* [What the task asks]
Return all the data below as it stands, minus the pictures.

Dataset rows for apps and sites:
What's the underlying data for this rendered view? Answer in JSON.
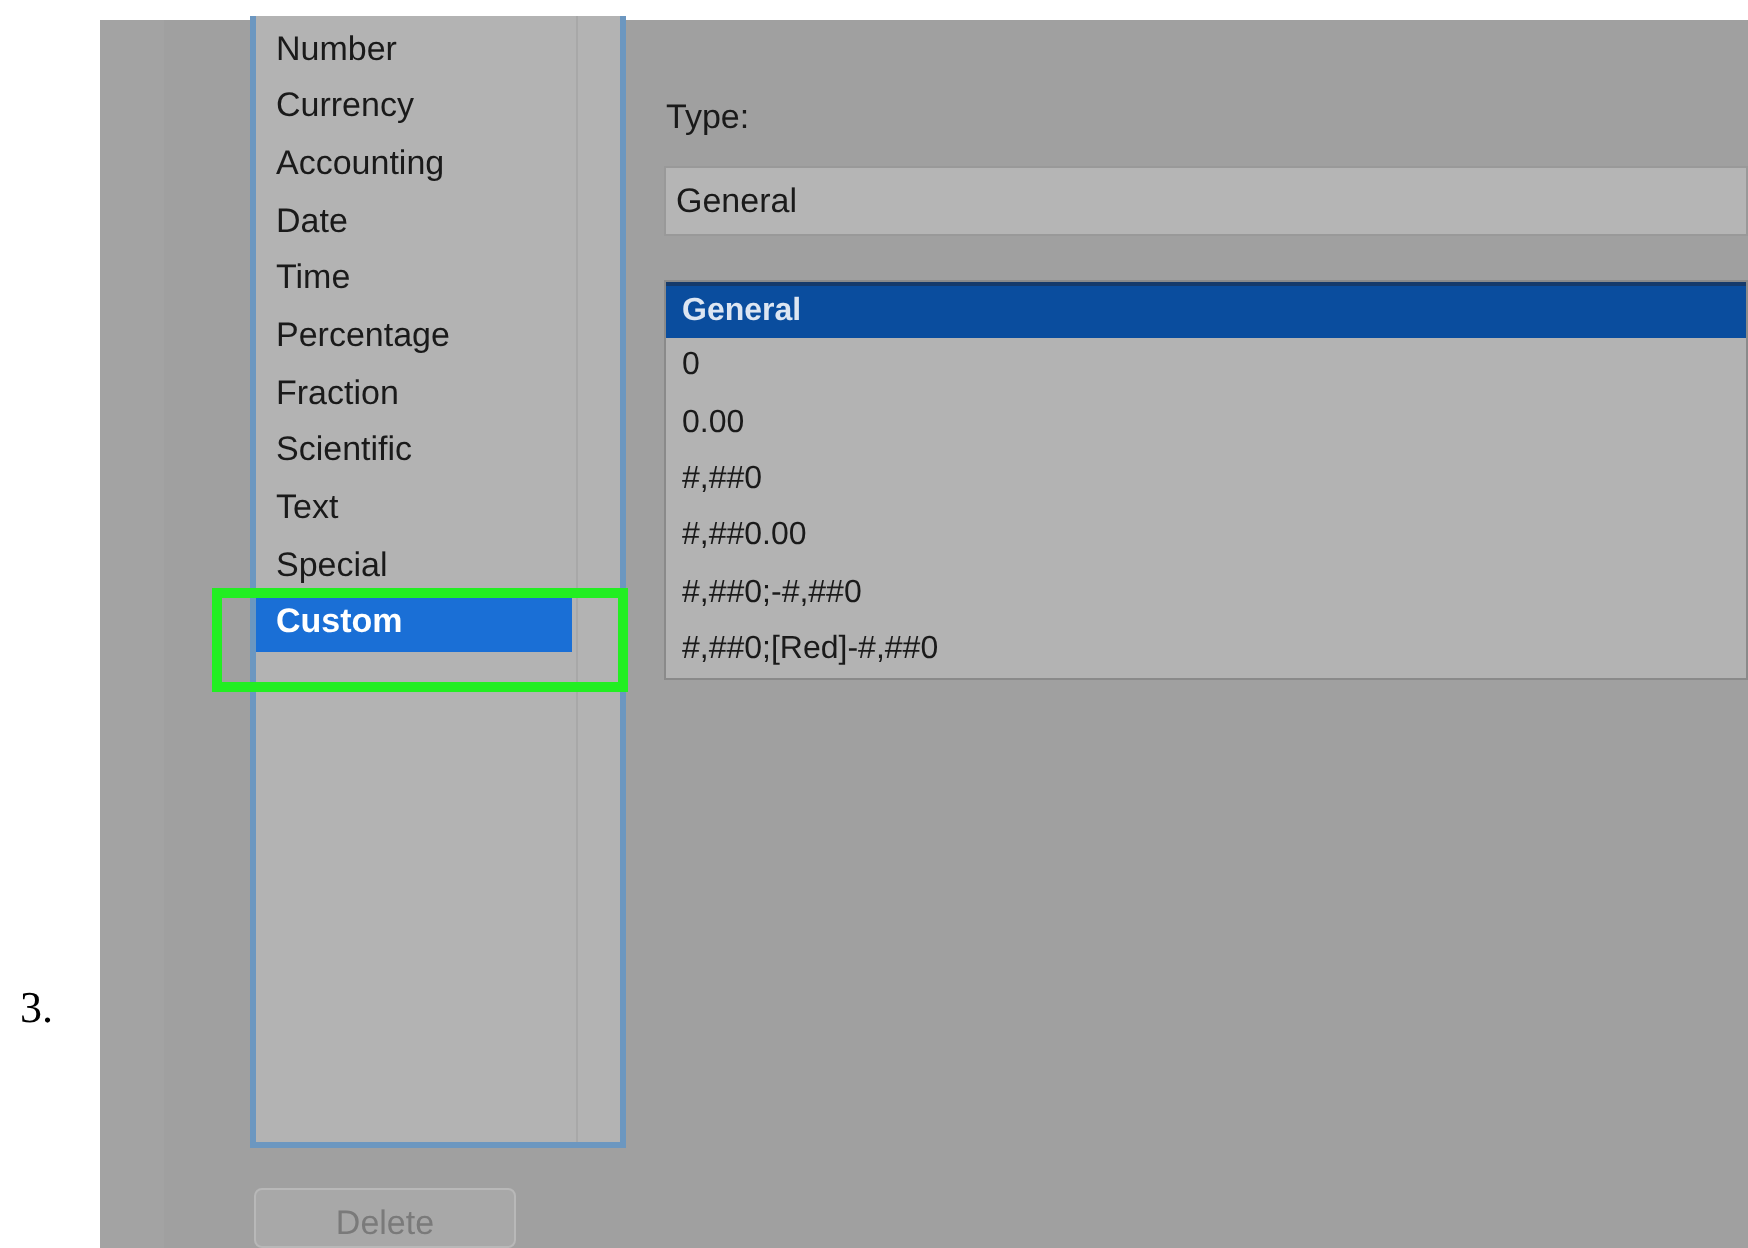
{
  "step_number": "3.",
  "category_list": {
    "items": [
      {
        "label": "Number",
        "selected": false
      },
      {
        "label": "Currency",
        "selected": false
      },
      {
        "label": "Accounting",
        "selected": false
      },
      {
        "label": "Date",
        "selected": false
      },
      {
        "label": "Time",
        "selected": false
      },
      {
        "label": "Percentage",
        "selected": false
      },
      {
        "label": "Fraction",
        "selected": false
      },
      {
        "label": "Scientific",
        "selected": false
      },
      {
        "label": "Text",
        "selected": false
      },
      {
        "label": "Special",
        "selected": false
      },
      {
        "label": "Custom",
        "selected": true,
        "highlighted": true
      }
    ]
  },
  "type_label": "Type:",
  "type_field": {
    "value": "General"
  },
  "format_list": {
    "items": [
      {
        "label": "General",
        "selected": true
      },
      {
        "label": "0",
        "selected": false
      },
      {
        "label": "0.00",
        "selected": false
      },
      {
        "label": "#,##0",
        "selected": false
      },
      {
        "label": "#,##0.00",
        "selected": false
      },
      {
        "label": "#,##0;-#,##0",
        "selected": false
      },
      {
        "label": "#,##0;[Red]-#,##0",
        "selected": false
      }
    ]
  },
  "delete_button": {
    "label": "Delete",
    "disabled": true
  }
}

* [Written reply]
What's the underlying data for this rendered view? Answer in JSON.
{
  "step_number": "3.",
  "category_list": {
    "items": [
      {
        "label": "Number",
        "selected": false
      },
      {
        "label": "Currency",
        "selected": false
      },
      {
        "label": "Accounting",
        "selected": false
      },
      {
        "label": "Date",
        "selected": false
      },
      {
        "label": "Time",
        "selected": false
      },
      {
        "label": "Percentage",
        "selected": false
      },
      {
        "label": "Fraction",
        "selected": false
      },
      {
        "label": "Scientific",
        "selected": false
      },
      {
        "label": "Text",
        "selected": false
      },
      {
        "label": "Special",
        "selected": false
      },
      {
        "label": "Custom",
        "selected": true,
        "highlighted": true
      }
    ]
  },
  "type_label": "Type:",
  "type_field": {
    "value": "General"
  },
  "format_list": {
    "items": [
      {
        "label": "General",
        "selected": true
      },
      {
        "label": "0",
        "selected": false
      },
      {
        "label": "0.00",
        "selected": false
      },
      {
        "label": "#,##0",
        "selected": false
      },
      {
        "label": "#,##0.00",
        "selected": false
      },
      {
        "label": "#,##0;-#,##0",
        "selected": false
      },
      {
        "label": "#,##0;[Red]-#,##0",
        "selected": false
      }
    ]
  },
  "delete_button": {
    "label": "Delete",
    "disabled": true
  }
}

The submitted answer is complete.